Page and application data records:
Segment Open
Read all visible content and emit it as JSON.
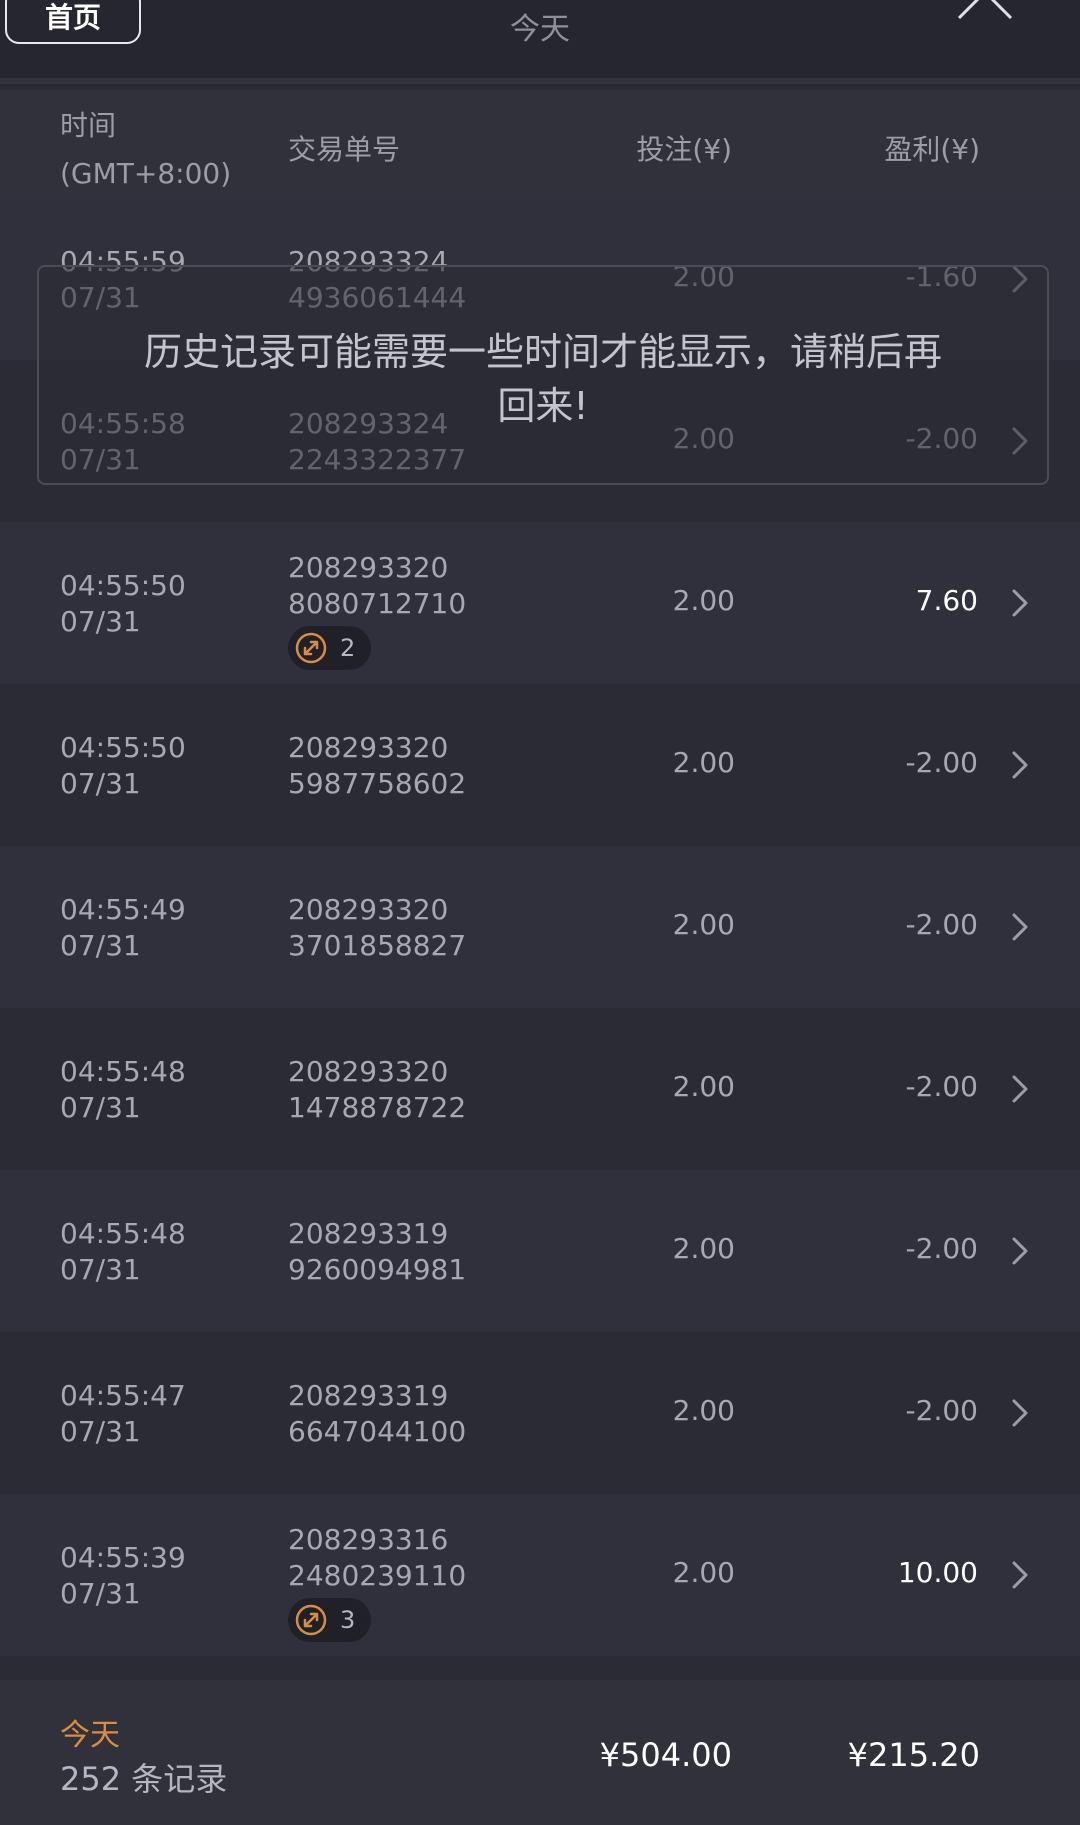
{
  "topbar": {
    "home_label": "首页",
    "title": "今天"
  },
  "header": {
    "time_label": "时间",
    "timezone_label": "(GMT+8:00)",
    "id_label": "交易单号",
    "bet_label": "投注(¥)",
    "profit_label": "盈利(¥)"
  },
  "rows": [
    {
      "time": "04:55:59",
      "date": "07/31",
      "id_line1": "208293324",
      "id_line2": "4936061444",
      "bet": "2.00",
      "profit": "-1.60",
      "badge": ""
    },
    {
      "time": "04:55:58",
      "date": "07/31",
      "id_line1": "208293324",
      "id_line2": "2243322377",
      "bet": "2.00",
      "profit": "-2.00",
      "badge": ""
    },
    {
      "time": "04:55:50",
      "date": "07/31",
      "id_line1": "208293320",
      "id_line2": "8080712710",
      "bet": "2.00",
      "profit": "7.60",
      "badge": "2"
    },
    {
      "time": "04:55:50",
      "date": "07/31",
      "id_line1": "208293320",
      "id_line2": "5987758602",
      "bet": "2.00",
      "profit": "-2.00",
      "badge": ""
    },
    {
      "time": "04:55:49",
      "date": "07/31",
      "id_line1": "208293320",
      "id_line2": "3701858827",
      "bet": "2.00",
      "profit": "-2.00",
      "badge": ""
    },
    {
      "time": "04:55:48",
      "date": "07/31",
      "id_line1": "208293320",
      "id_line2": "1478878722",
      "bet": "2.00",
      "profit": "-2.00",
      "badge": ""
    },
    {
      "time": "04:55:48",
      "date": "07/31",
      "id_line1": "208293319",
      "id_line2": "9260094981",
      "bet": "2.00",
      "profit": "-2.00",
      "badge": ""
    },
    {
      "time": "04:55:47",
      "date": "07/31",
      "id_line1": "208293319",
      "id_line2": "6647044100",
      "bet": "2.00",
      "profit": "-2.00",
      "badge": ""
    },
    {
      "time": "04:55:39",
      "date": "07/31",
      "id_line1": "208293316",
      "id_line2": "2480239110",
      "bet": "2.00",
      "profit": "10.00",
      "badge": "3"
    }
  ],
  "toast": {
    "line1": "历史记录可能需要一些时间才能显示，请稍后再",
    "line2": "回来!"
  },
  "footer": {
    "period": "今天",
    "count": "252 条记录",
    "total_bet": "¥504.00",
    "total_profit": "¥215.20"
  },
  "colors": {
    "background": "#2a2b35",
    "row_alt": "#2f303b",
    "accent_orange": "#d98c43",
    "positive_profit": "#ffffff"
  },
  "icons": {
    "close": "close-icon",
    "row_detail": "chevron-right-icon",
    "badge": "swap-arrows-icon"
  }
}
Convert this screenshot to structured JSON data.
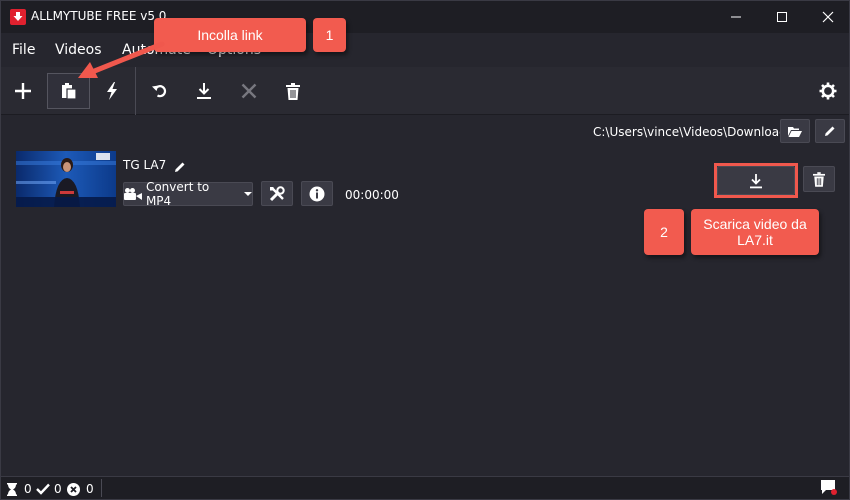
{
  "window": {
    "title": "ALLMYTUBE FREE v5.0"
  },
  "menu": {
    "file": "File",
    "videos": "Videos",
    "automate": "Automate",
    "options": "Options"
  },
  "output": {
    "path": "C:\\Users\\vince\\Videos\\Downloads"
  },
  "item": {
    "title": "TG LA7",
    "convert_label": "Convert to MP4",
    "duration": "00:00:00"
  },
  "annotations": {
    "step1_number": "1",
    "step1_label": "Incolla link",
    "step2_number": "2",
    "step2_label": "Scarica video da LA7.it"
  },
  "status": {
    "pending": "0",
    "completed": "0",
    "failed": "0"
  },
  "colors": {
    "accent": "#f25b4f",
    "logo": "#e0212f",
    "background": "#26262e"
  }
}
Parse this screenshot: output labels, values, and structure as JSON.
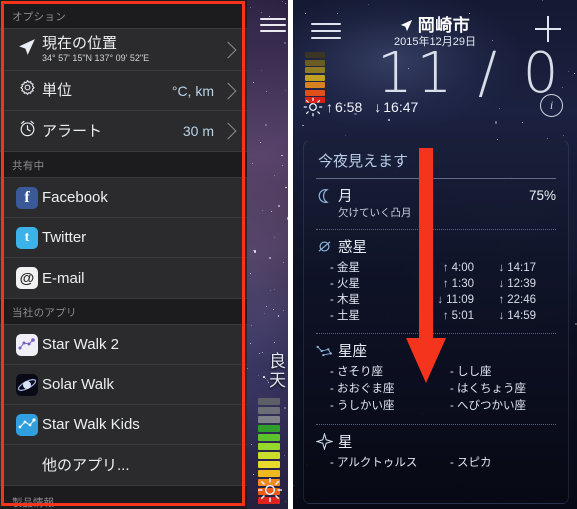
{
  "left_panel": {
    "groups": [
      {
        "header": "オプション",
        "items": [
          {
            "name": "current-location",
            "icon": "location-arrow-icon",
            "label": "現在の位置",
            "sub": "34° 57' 15\"N 137° 09' 52\"E",
            "value": "",
            "chevron": true
          },
          {
            "name": "units",
            "icon": "gear-icon",
            "label": "単位",
            "sub": "",
            "value": "°C, km",
            "chevron": true
          },
          {
            "name": "alert",
            "icon": "alarm-clock-icon",
            "label": "アラート",
            "sub": "",
            "value": "30 m",
            "chevron": true
          }
        ]
      },
      {
        "header": "共有中",
        "items": [
          {
            "name": "facebook",
            "icon": "facebook-icon",
            "label": "Facebook",
            "sub": "",
            "value": "",
            "chevron": false
          },
          {
            "name": "twitter",
            "icon": "twitter-icon",
            "label": "Twitter",
            "sub": "",
            "value": "",
            "chevron": false
          },
          {
            "name": "email",
            "icon": "email-at-icon",
            "label": "E-mail",
            "sub": "",
            "value": "",
            "chevron": false
          }
        ]
      },
      {
        "header": "当社のアプリ",
        "items": [
          {
            "name": "star-walk-2",
            "icon": "star-walk-2-icon",
            "label": "Star Walk 2",
            "sub": "",
            "value": "",
            "chevron": false
          },
          {
            "name": "solar-walk",
            "icon": "solar-walk-icon",
            "label": "Solar Walk",
            "sub": "",
            "value": "",
            "chevron": false
          },
          {
            "name": "star-walk-kids",
            "icon": "star-walk-kids-icon",
            "label": "Star Walk Kids",
            "sub": "",
            "value": "",
            "chevron": false
          },
          {
            "name": "other-apps",
            "icon": "",
            "label": "他のアプリ...",
            "sub": "",
            "value": "",
            "chevron": false
          }
        ]
      }
    ],
    "footer_header": "製品情報",
    "background_overlay": {
      "vertical_text": "良\n天",
      "ladder_colors": [
        "#5c6066",
        "#6b6f75",
        "#7d8188",
        "#2f9e2a",
        "#5cc32d",
        "#93d82b",
        "#c9dd2a",
        "#e8d92a",
        "#f0b81f",
        "#f08a1c",
        "#ec5a18",
        "#e0231a"
      ]
    }
  },
  "right_panel": {
    "header": {
      "title": "岡崎市",
      "date": "2015年12月29日",
      "temps": "11 / 0",
      "sunrise": "6:58",
      "sunset": "16:47",
      "sunrise_arrow": "↑",
      "sunset_arrow": "↓",
      "ladder_colors": [
        "#3a3524",
        "#6a5c22",
        "#8f7c22",
        "#bfa024",
        "#d9801f",
        "#e0501a",
        "#da2016"
      ]
    },
    "card": {
      "title": "今夜見えます",
      "moon": {
        "name": "月",
        "phase": "欠けていく凸月",
        "illumination": "75%",
        "icon": "crescent-moon-icon"
      },
      "planets": {
        "name": "惑星",
        "icon": "planet-icon",
        "rows": [
          {
            "label": "- 金星",
            "t1_arrow": "↑",
            "t1": "4:00",
            "t2_arrow": "↓",
            "t2": "14:17"
          },
          {
            "label": "- 火星",
            "t1_arrow": "↑",
            "t1": "1:30",
            "t2_arrow": "↓",
            "t2": "12:39"
          },
          {
            "label": "- 木星",
            "t1_arrow": "↓",
            "t1": "11:09",
            "t2_arrow": "↑",
            "t2": "22:46"
          },
          {
            "label": "- 土星",
            "t1_arrow": "↑",
            "t1": "5:01",
            "t2_arrow": "↓",
            "t2": "14:59"
          }
        ]
      },
      "constellations": {
        "name": "星座",
        "icon": "constellation-icon",
        "items": [
          "- さそり座",
          "- しし座",
          "- おおぐま座",
          "- はくちょう座",
          "- うしかい座",
          "- へびつかい座"
        ]
      },
      "stars": {
        "name": "星",
        "icon": "sparkle-star-icon",
        "items": [
          "- アルクトゥルス",
          "- スピカ"
        ]
      }
    }
  },
  "annotations": {
    "highlight_box_color": "#f4341c",
    "arrow_color": "#f4341c"
  }
}
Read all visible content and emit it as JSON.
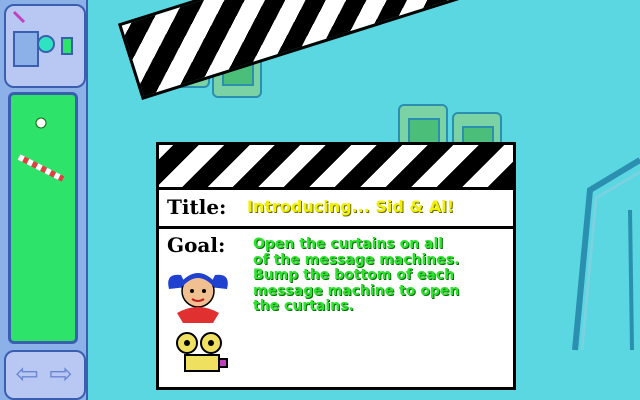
{
  "navigation": {
    "back_arrow": "⇦",
    "forward_arrow": "⇨"
  },
  "card": {
    "title_label": "Title:",
    "title": "Introducing... Sid & Al!",
    "goal_label": "Goal:",
    "goal_lines": [
      "Open the curtains on all",
      "of the message machines.",
      "Bump the bottom of each",
      "message machine to open",
      "the curtains."
    ]
  },
  "colors": {
    "background": "#5ad7e0",
    "goal_text": "#2ee32e",
    "title_text": "#f0f000",
    "panel": "#8cb0e8"
  }
}
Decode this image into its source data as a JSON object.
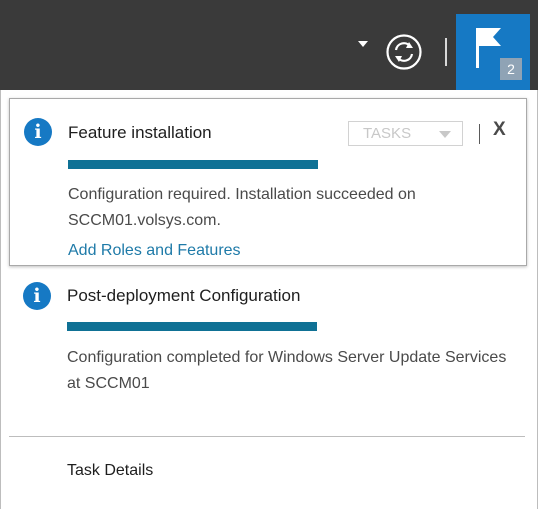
{
  "toolbar": {
    "caret_icon": "chevron-down-icon",
    "refresh_icon": "refresh-icon",
    "flag_icon": "flag-icon",
    "notification_count": "2",
    "colors": {
      "toolbar_bg": "#3a3a3a",
      "flag_bg": "#1679c4",
      "badge_bg": "#8fa3b5"
    }
  },
  "notifications": [
    {
      "title": "Feature installation",
      "info_icon_glyph": "i",
      "progress_fraction": 1.0,
      "description": "Configuration required. Installation succeeded on SCCM01.volsys.com.",
      "link": "Add Roles and Features",
      "tasks_label": "TASKS",
      "close_glyph": "X"
    },
    {
      "title": "Post-deployment Configuration",
      "info_icon_glyph": "i",
      "progress_fraction": 1.0,
      "description": "Configuration completed for Windows Server Update Services at SCCM01"
    }
  ],
  "footer": {
    "task_details": "Task Details"
  },
  "colors": {
    "accent": "#1679c4",
    "progress": "#0f7195",
    "link": "#1e7aa8"
  }
}
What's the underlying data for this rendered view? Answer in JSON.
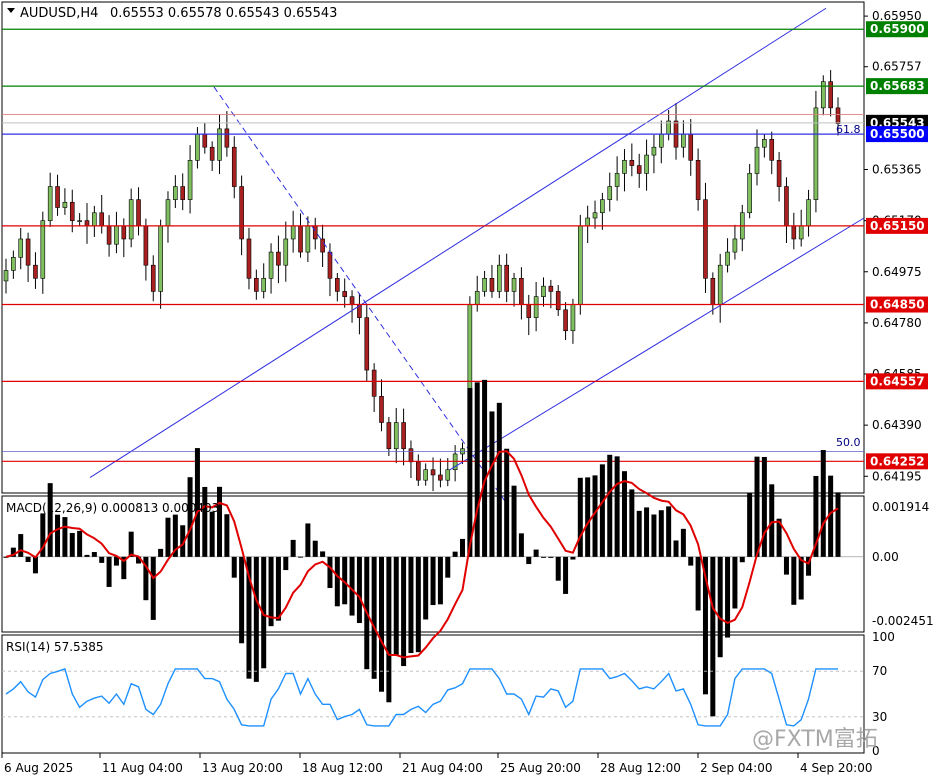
{
  "header": {
    "symbol_tf": "AUDUSD,H4",
    "ohlc": "0.65553 0.65578 0.65543 0.65543"
  },
  "watermark": "@FXTM富拓",
  "colors": {
    "bull": "#90c090",
    "bear": "#ff9800",
    "candle_bull": "#7fbf5f",
    "candle_bear": "#a82020",
    "support": "#e00000",
    "resistance": "#008000",
    "channel": "#3030e0",
    "signal": "#e00000",
    "rsi": "#1e90ff"
  },
  "chart_data": [
    {
      "type": "candlestick",
      "title": "AUDUSD,H4",
      "y_ticks": [
        "0.65950",
        "0.65757",
        "0.65365",
        "0.65170",
        "0.64975",
        "0.64780",
        "0.64585",
        "0.64390",
        "0.64195"
      ],
      "ylim": [
        0.64135,
        0.66
      ],
      "x_ticks": [
        "6 Aug 2025",
        "11 Aug 04:00",
        "13 Aug 20:00",
        "18 Aug 12:00",
        "21 Aug 04:00",
        "25 Aug 20:00",
        "28 Aug 12:00",
        "2 Sep 04:00",
        "4 Sep 20:00"
      ],
      "levels": [
        {
          "label": "0.65900",
          "value": 0.659,
          "kind": "resistance"
        },
        {
          "label": "0.65683",
          "value": 0.65683,
          "kind": "resistance"
        },
        {
          "label": "0.65543",
          "value": 0.65543,
          "kind": "current"
        },
        {
          "label": "0.65500",
          "value": 0.655,
          "kind": "fib"
        },
        {
          "label": "0.65150",
          "value": 0.6515,
          "kind": "support"
        },
        {
          "label": "0.64850",
          "value": 0.6485,
          "kind": "support"
        },
        {
          "label": "0.64557",
          "value": 0.64557,
          "kind": "support"
        },
        {
          "label": "0.64252",
          "value": 0.64252,
          "kind": "support"
        }
      ],
      "fib_labels": [
        "61.8",
        "50.0"
      ],
      "series_close": [
        0.6498,
        0.6503,
        0.651,
        0.65,
        0.6495,
        0.6517,
        0.653,
        0.6522,
        0.6524,
        0.6517,
        0.6517,
        0.6515,
        0.652,
        0.6515,
        0.6508,
        0.6515,
        0.651,
        0.6525,
        0.6515,
        0.65,
        0.649,
        0.6515,
        0.6525,
        0.653,
        0.6525,
        0.654,
        0.655,
        0.6545,
        0.654,
        0.6552,
        0.6545,
        0.653,
        0.651,
        0.6495,
        0.649,
        0.6495,
        0.6505,
        0.65,
        0.651,
        0.6515,
        0.6505,
        0.6515,
        0.651,
        0.6505,
        0.6495,
        0.649,
        0.6488,
        0.6485,
        0.648,
        0.646,
        0.645,
        0.644,
        0.643,
        0.644,
        0.643,
        0.6425,
        0.6418,
        0.6422,
        0.642,
        0.6418,
        0.6422,
        0.6428,
        0.643,
        0.6485,
        0.649,
        0.6495,
        0.649,
        0.65,
        0.649,
        0.6495,
        0.6485,
        0.648,
        0.6488,
        0.6492,
        0.649,
        0.6483,
        0.6475,
        0.6485,
        0.6515,
        0.6518,
        0.652,
        0.6525,
        0.653,
        0.6535,
        0.654,
        0.6538,
        0.6535,
        0.6542,
        0.6545,
        0.655,
        0.6555,
        0.6545,
        0.655,
        0.654,
        0.6525,
        0.6495,
        0.6485,
        0.65,
        0.6505,
        0.651,
        0.652,
        0.6535,
        0.6545,
        0.6548,
        0.654,
        0.653,
        0.6515,
        0.651,
        0.6515,
        0.6525,
        0.656,
        0.657,
        0.656,
        0.6554
      ],
      "macd": {
        "label": "MACD(12,26,9) 0.000813 0.000403",
        "y_ticks": [
          "0.001914",
          "0.00",
          "-0.002451"
        ],
        "ylim": [
          -0.0028,
          0.00225
        ]
      },
      "rsi": {
        "label": "RSI(14) 57.5385",
        "y_ticks": [
          "100",
          "70",
          "30",
          "0"
        ],
        "levels": [
          70,
          30
        ],
        "ylim": [
          0,
          100
        ]
      }
    }
  ]
}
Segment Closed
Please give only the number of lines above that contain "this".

### PROBLEM SOLUTION
4